3. A major enhancement in the nature and quality of jazz composition leading to a new and often challenging catalog of vehicles for improvisation that, harmonically, went beyond lines based on standard chord structures so common (and overdone) in bebop. Leading the way in this regard were performer/composers including Horace Silver, Gigi Gryce, Benny Golson, Elmo Hope and John Lewis and arranger/composers like Quincy Jones and Ernie Wilkins.
4. The “settling” of the rhythm section into a unified entity that propelled soloists to great heights without being disruptive. Particularly notable was the transformation of drummers from bebop “bomb-droppers” often seemingly on autopilot to dynamics-oriented, supportive musicians, led, in this regard, by Kenny Clarke, Art Blakey, Max Roach (all veterans of bebop’s formative years), Art Taylor and Philly Joe Jones.
5. The advent of the 33 1/3-rpm, long-playing record releasing musicians from the time restrictions imposed by the 78-rpm single format. In addition, improvements in recording technology and fidelity pioneered by engineers like Rudy Van Gelder vastly increased the sound quality of jazz recordings over what, up to about 1953, had been the norm. The capture of music on magnetic tape rather than the acetate disc was a major factor in this transformation. By 1951, the independent, jazz-oriented labels had begun to issue recordings on the 10-inch LP format. Many of these were collections of material previously released as 78-rpm singles but soon recording sessions were aimed at initial release as an LP. This was the standard in 1953 and by 1955 the 12-inch 33 1/3-rpm disc was the preferred medium allowing 30 minutes or more of music to be included on a single issue. 1956 ushered in a virtual explosion in recording activity that would continue for nearly another decade.

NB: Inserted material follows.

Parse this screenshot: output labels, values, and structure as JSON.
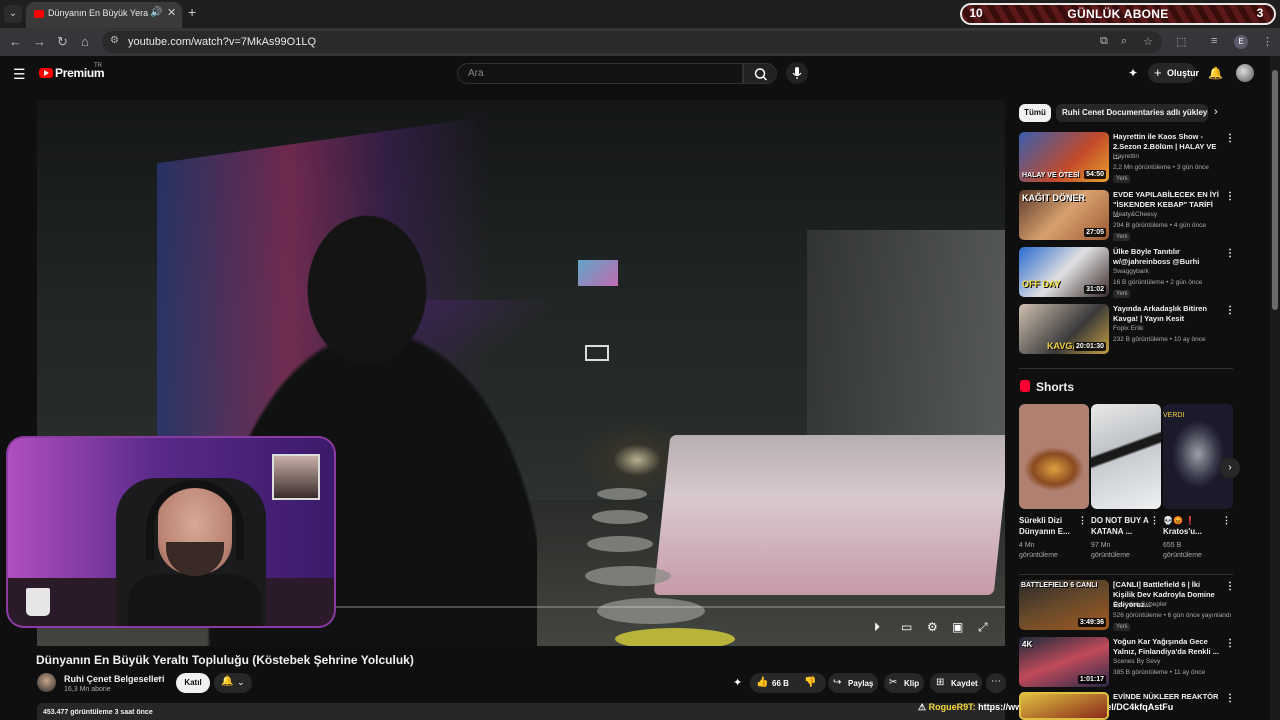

So it is my contention that the combination of these factors, and certainly others as well, led to the recording fifty years ago of much seminal and extraordinary music, some of which is remembered here.

My listings are not meant to be comprehensive and admittedly, were created subjectively based on my own listening experiences. While some of my selections are famous and influential, others are obscure and long forgotten. The reader will quickly note the dominance of the relatively small Blue Note, Prestige, Bethlehem, Norgran, Savoy and Emarcy labels during this period.

No effort of this type can be without controversy and I encourage the reader to contact me with additions, corrections and comments.